If there’s one time of year you want to look and feel your best, it’s now. From family celebrations to friendly soirees, the holiday season presents myriad opportunities to show off your best self.
If you feel like you’d rather spend the next few weeks in a long winter’s nap, it’s time to put yourself first. A few simple changes will have you feeling your best all season long.
Don’t sacrifice your gym time
With the new year around the corner, you might be tempted to hit pause on your fitness routine until the clock strikes midnight Jan. 1. However, forgoing daily exercise, even when your schedule has you stressed out, isn’t going to help. According to Harvard Business Review, regular exercise can increase your productivity and decrease your stress levels, both of which will have you feeling your best all season long. Of course, daily exercise also helps you maintain a sleek physique, so you can show your best self at all those holiday gatherings.
If looking more svelte this winter is on your holiday wish-list this year, give yourself the gift of CoolSculpting. This noninvasive procedure is the only FDA-cleared nonsurgical fat reduction treatment available. It successfully targets — and reduces — stubborn fat bulges. You’ll feel and look better this winter season.
When your holiday diet staples include pecan pie, cornbread stuffing and peanut butter fudge, you’ll soon feel like your ugly Christmas sweater is camouflaging a bowl full of jelly. Everyone looks forward to favorite holiday dishes, so don’t feel like you have to forsake every seasonal shortbread cookie or candied pecan. That said, if you’re not discretionary about those foods in which you do indulge, you’ll end up too sapped of energy to enjoy the holiday season. Save indulgences for special occasions and gatherings, and avoid grazing over the platters of treats and sweets that pop up around the office and on your doorstep this time of year.
Take time for yourself
The holidays are about togetherness, but that doesn’t mean you can’t take an hour or two to decompress by yourself. This season, practice self care. Whether that means escaping a house full of guests for a quiet afternoon walk or spending an hour or two getting some much-needed health and beauty services, make sure you are on your holiday to-do list. When your physical and emotional needs are met, you’ll be better poised to make the season special for your family.
Get some rest

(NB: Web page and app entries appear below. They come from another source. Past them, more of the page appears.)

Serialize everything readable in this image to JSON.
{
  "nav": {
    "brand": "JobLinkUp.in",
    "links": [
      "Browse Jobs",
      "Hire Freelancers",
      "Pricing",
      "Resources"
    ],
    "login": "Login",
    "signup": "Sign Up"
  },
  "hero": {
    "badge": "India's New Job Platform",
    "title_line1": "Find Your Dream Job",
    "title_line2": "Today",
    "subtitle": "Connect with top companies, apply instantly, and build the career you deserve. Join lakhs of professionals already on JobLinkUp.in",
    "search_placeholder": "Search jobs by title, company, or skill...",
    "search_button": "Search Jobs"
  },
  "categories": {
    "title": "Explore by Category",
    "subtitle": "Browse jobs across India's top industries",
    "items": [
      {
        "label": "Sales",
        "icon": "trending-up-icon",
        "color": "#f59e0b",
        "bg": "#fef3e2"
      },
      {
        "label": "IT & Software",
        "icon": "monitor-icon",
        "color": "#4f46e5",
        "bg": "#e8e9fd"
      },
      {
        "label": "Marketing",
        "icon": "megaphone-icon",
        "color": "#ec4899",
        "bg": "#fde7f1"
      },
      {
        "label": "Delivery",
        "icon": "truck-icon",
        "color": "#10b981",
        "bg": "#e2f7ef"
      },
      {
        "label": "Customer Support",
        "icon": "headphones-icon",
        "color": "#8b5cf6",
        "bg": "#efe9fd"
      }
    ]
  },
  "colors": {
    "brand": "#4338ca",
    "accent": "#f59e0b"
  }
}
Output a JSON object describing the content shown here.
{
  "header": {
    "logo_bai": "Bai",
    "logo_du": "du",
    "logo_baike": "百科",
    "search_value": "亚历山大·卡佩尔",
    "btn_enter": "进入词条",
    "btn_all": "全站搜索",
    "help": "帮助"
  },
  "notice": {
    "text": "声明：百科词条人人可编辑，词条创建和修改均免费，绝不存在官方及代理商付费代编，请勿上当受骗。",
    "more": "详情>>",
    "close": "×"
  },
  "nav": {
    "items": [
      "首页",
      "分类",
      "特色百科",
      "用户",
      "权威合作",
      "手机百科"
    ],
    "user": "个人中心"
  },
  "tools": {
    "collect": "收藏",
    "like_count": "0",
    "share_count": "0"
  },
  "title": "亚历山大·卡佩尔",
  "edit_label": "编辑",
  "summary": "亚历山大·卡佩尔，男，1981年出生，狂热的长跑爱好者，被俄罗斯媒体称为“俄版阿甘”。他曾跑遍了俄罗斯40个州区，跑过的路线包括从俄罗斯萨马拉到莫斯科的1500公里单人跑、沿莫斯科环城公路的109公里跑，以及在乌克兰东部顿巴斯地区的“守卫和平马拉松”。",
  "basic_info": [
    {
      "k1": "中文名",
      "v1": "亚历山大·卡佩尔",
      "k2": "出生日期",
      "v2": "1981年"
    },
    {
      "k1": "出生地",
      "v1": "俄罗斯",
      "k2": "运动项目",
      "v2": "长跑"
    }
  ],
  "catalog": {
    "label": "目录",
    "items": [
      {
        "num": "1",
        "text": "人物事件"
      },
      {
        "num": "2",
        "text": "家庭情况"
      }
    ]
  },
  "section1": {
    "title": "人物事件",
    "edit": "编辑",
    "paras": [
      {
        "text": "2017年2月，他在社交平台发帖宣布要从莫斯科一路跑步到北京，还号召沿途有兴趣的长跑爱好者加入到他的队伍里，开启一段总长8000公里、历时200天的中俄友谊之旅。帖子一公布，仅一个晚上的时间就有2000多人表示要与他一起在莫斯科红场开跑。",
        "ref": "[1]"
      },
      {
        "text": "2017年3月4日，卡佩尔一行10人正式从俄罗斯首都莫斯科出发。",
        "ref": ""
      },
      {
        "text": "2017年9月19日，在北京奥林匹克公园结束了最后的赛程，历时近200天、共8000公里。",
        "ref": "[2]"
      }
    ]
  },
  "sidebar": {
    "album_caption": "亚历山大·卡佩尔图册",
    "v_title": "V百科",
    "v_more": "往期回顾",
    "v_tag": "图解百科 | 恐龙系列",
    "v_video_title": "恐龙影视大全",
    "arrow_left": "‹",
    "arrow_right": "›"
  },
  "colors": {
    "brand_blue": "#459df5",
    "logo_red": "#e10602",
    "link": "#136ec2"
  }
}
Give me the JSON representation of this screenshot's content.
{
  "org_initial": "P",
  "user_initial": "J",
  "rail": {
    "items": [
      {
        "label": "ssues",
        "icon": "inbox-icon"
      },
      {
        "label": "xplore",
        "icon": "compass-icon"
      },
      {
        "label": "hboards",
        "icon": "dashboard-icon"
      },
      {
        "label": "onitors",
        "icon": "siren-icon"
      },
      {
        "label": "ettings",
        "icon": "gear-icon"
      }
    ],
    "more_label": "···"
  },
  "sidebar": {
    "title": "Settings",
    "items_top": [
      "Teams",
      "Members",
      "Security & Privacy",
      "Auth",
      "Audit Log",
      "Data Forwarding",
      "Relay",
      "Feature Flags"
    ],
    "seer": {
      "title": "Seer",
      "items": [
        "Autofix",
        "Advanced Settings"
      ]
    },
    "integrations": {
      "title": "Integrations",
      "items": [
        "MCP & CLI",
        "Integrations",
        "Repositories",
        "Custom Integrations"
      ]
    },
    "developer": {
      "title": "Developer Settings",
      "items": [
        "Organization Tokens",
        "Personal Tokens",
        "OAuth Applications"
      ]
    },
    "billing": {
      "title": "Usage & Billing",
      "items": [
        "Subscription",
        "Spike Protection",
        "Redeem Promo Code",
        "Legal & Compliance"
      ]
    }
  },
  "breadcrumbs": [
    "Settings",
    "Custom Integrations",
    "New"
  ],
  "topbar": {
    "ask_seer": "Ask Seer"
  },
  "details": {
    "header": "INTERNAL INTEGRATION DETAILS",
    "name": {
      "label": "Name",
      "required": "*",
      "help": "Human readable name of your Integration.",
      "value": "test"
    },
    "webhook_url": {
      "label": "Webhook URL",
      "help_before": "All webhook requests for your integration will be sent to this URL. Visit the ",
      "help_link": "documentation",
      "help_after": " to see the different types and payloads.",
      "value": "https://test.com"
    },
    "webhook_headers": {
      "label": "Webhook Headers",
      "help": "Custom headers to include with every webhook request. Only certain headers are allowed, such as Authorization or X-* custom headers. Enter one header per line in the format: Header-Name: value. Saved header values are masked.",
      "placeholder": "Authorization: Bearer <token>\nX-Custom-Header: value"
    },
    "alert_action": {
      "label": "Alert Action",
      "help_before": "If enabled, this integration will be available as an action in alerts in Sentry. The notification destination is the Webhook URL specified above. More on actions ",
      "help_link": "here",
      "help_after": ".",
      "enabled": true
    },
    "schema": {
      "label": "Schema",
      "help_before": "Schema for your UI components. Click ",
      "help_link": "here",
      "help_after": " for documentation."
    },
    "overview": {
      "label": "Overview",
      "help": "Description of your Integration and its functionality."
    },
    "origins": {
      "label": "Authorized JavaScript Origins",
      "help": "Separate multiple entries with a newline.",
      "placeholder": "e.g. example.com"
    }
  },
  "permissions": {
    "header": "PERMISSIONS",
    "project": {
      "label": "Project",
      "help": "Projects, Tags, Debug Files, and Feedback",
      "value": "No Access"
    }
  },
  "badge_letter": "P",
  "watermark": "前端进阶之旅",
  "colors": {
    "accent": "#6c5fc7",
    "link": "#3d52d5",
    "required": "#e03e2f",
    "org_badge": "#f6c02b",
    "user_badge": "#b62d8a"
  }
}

Sleeping in heavenly peace might not seem possible during the holidays. With school vacations, out-of-town house guests, excited children and overscheduled calendars, you may consider just a few hours sleep a success. If you want to feel and look your best, sleep must be a priority. According to sleep researcher Wendy Troxel, bouts of insomnia are typical during the holiday season, but you can combat it by making simple, healthy lifestyle adjustments. Be consistent about when you go to sleep and when you wake up, exercise regularly and avoid excess alcohol consumption.
Get the toxins out
If it’s been a while since you’ve detoxed your body, now is the perfect time to do just that. Not only will you start the new year with your healthiest foot forward, you’ll enjoy the extra energy and restorative results of a metabolic detox.
“We don’t often recognize the combined burden of the environment, diet, lifestyle and processes placed upon our bodies each and every day,” says Dr. Amy Brenner’s website. From air pollution and pesticides to prescription drugs, alcohol and undigested foods, toxins in your body could be holding you back, so cleanse your body to feel your best.
Let go of expectations
Looking your best may make you comfortable at your next holiday soiree, while feeling your best requires a healthy state of mind. This year, don’t get bogged down by expectations you’ve built up in your head. Give yourself a pass if you can’t bring homemade cookies to the school party or use paper plates at your family’s holiday dinner. Unrealistic expectations will only increase feelings of stress — which, in turn, diminish the joy of the season.